was built in 1923 in
East Boothbay for a family in Deer Isle, Maine.
The R-class racing sloop had been for sale
in Florida, but did not find a buyer until
she was brought back to her namesake
waters in Maine.
Photograph by Benjamin Mendlowitz
By Maynard Bray
When the owners of newly restored Penobscot
sailed from Deer Isle’s Sylvester Cove to East Boothbay last summer, they retraced in reverse the route taken 90 years earlier by the historic R-class yacht’s first owners.
The Hitz family of Deer Isle commissioned Penobscot
in 1923 from Hodgdon Brothers yard in East Boothbay. In 2013, D.N. Hylan & Associates of Brooklin restored the yacht for Lindsay and Moira Merrithew of Toronto. Soon after Penobscot
’s relaunching in July, the Merrithews made a point of showing off the newly rebuilt yacht to Hitz descendants, as well as revisiting the boat’s birthplace in East Boothbay.
is the only one of the handsome R-class racing sloops ever built for use in Maine (Marblehead, Long Island Sound, and the Great Lakes were their epicenters). Unlike the rest of the yacht’s near-sisters (this was an “open,” not a one-design class), Penobscot
sailed most of her life on the bay for which she was named. Until the 1990s, that is, when a Florida owner had her trucked to Biscayne Bay and raced her successfully there.
Eventually, however, the time came to sell. After several years of trying, without success, down south, Penobscot
’s owner and broker brought the boat back to Maine hoping for better luck here. The move worked. Within weeks the Merrithews had bought the boat and arranged for a complete restoration with D.N. Hylan & Associates. Once into the process, they elected to go all the way and make sure the yacht emerged as good, or better than new.

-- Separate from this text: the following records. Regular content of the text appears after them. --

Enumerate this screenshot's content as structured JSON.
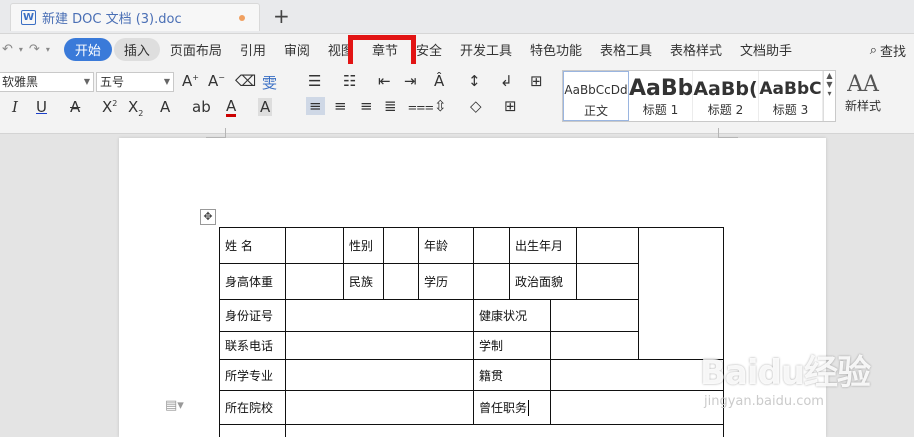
{
  "tab": {
    "title": "新建 DOC 文档 (3).doc",
    "new_tab": "+",
    "icon_letter": "W"
  },
  "menu": {
    "items": [
      "开始",
      "插入",
      "页面布局",
      "引用",
      "审阅",
      "视图",
      "章节",
      "安全",
      "开发工具",
      "特色功能",
      "表格工具",
      "表格样式",
      "文档助手"
    ],
    "active": "开始",
    "search": "查找"
  },
  "ribbon": {
    "font_name": "软雅黑",
    "font_size": "五号",
    "styles": [
      {
        "sample": "AaBbCcDd",
        "name": "正文"
      },
      {
        "sample": "AaBb",
        "name": "标题 1"
      },
      {
        "sample": "AaBb(",
        "name": "标题 2"
      },
      {
        "sample": "AaBbC",
        "name": "标题 3"
      }
    ],
    "new_style": "新样式",
    "new_style_icon": "AA",
    "font_color": "#cc0000",
    "underline_color": "#1a3fc9"
  },
  "table": {
    "rows": [
      [
        "姓  名",
        "",
        "性别",
        "",
        "年龄",
        "",
        "出生年月",
        "",
        ""
      ],
      [
        "身高体重",
        "",
        "民族",
        "",
        "学历",
        "",
        "政治面貌",
        ""
      ],
      [
        "身份证号",
        "",
        "健康状况",
        ""
      ],
      [
        "联系电话",
        "",
        "学制",
        ""
      ],
      [
        "所学专业",
        "",
        "籍贯",
        ""
      ],
      [
        "所在院校",
        "",
        "曾任职务",
        ""
      ],
      [
        "",
        ""
      ]
    ]
  },
  "watermark": {
    "main": "Baidu经验",
    "sub": "jingyan.baidu.com"
  },
  "colors": {
    "accent": "#3a7ad9",
    "highlight": "#e21414"
  }
}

How does she sail? She’s one of the best sailing boats I’ve ever skippered, and easier than ever to handle.
Editorial confession here: my wife, Anne, and I once owned Penobscot
, and we live near the Hylan yard. We were able to watch the progress and help a little as Doug Hylan, his partner Ellery Brown, and their crew infused our dear old boat with new life.

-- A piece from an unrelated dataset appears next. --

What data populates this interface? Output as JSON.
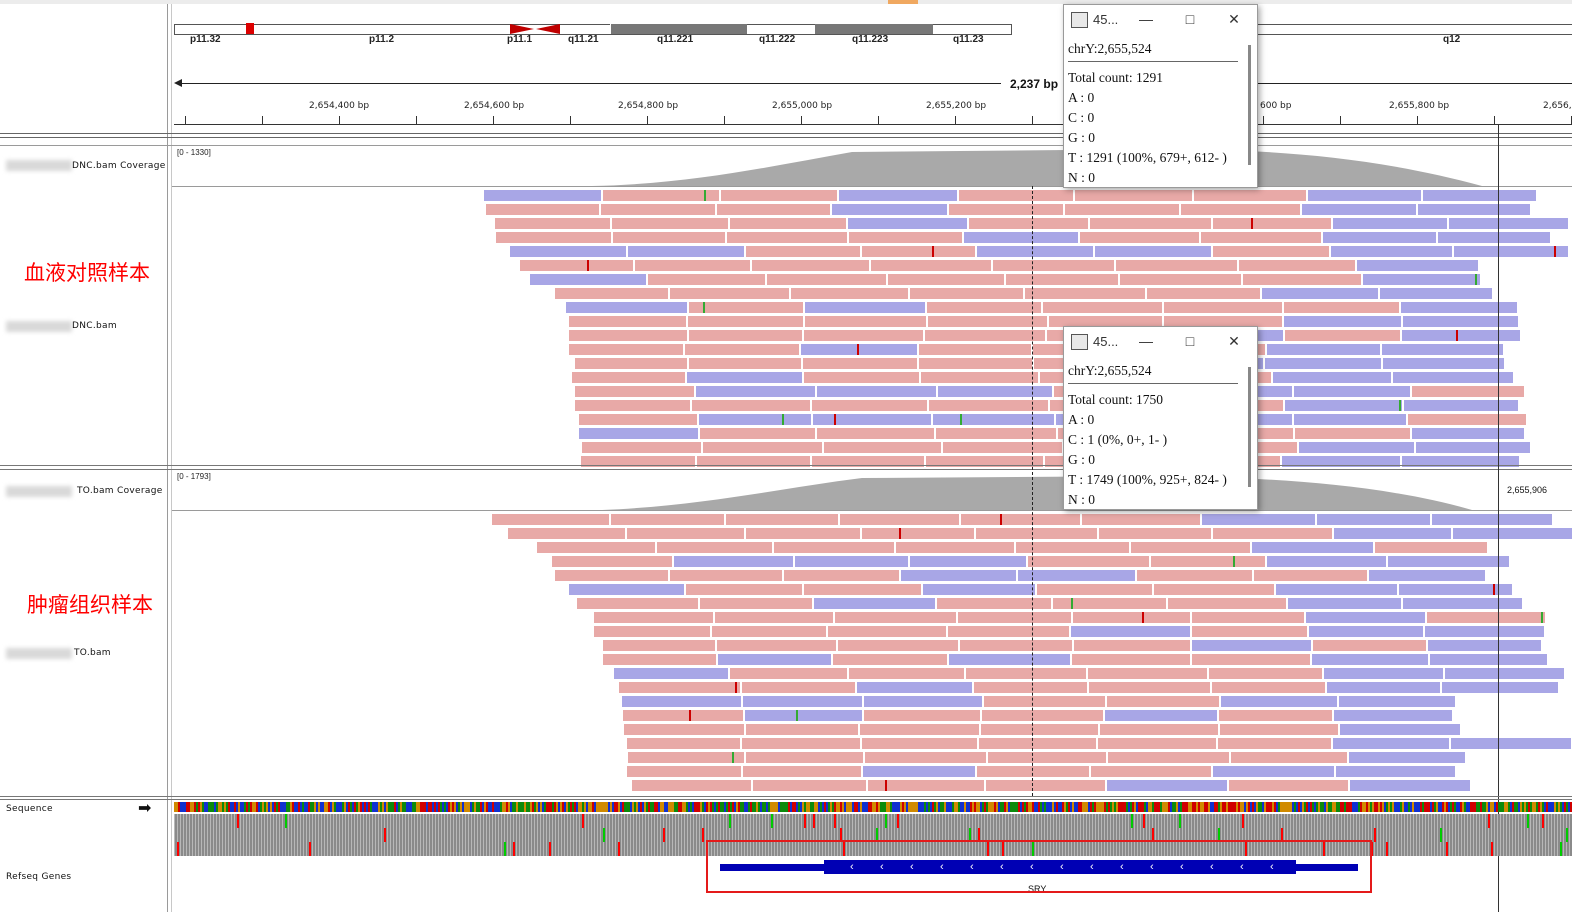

Coaxing the humped and drooping sheerline back to its original sweet curve was a major task that had to take place before any wood in the deteriorated hull could be renewed. Afterward came replacing the backbone, along with a new transom, frames, and floor timbers—these for the second time as Penobscot
had been rebuilt once before in the 1980s. Much of the bottom planking was beyond repair, so renewals were called for there as well. Her leaking teak deck was torn out and replaced by a stronger, lighter, and more durable one of red cedar, plywood, and Dynel. A bright-finished mahogany trunk cabin —its sides constructed with rails and stiles and mortises and tenons instead of from a single plank—was installed to accent new varnished coamings, covering boards, and toerails.
The dark-stained varnished topsides of 1923 disappeared long ago under white paint. They’re now painted off-white and accented by a gilded cove stripe. New sails by Nathaniel Wilson of East Boothbay, blocks by J.M. Reineck & Son, and a cruising interior (two settee-berths, a toilet, and provision for a galley) completed the project.
How does she sail? She’s one of the best sailing boats I’ve ever skippered, and with the self-tending jib she’s carrying now, she’s easier than ever to handle.
is spending this winter again at Hylan’s, in anticipation of her 91st sailing season.
Maynard Bray is WoodenBoat’s technical editor, a co-founder of the classic boat website OffCenterHarbor.com and author of many books and articles about boats. He and his wife, Anne, have owned many great boats, including Penobscot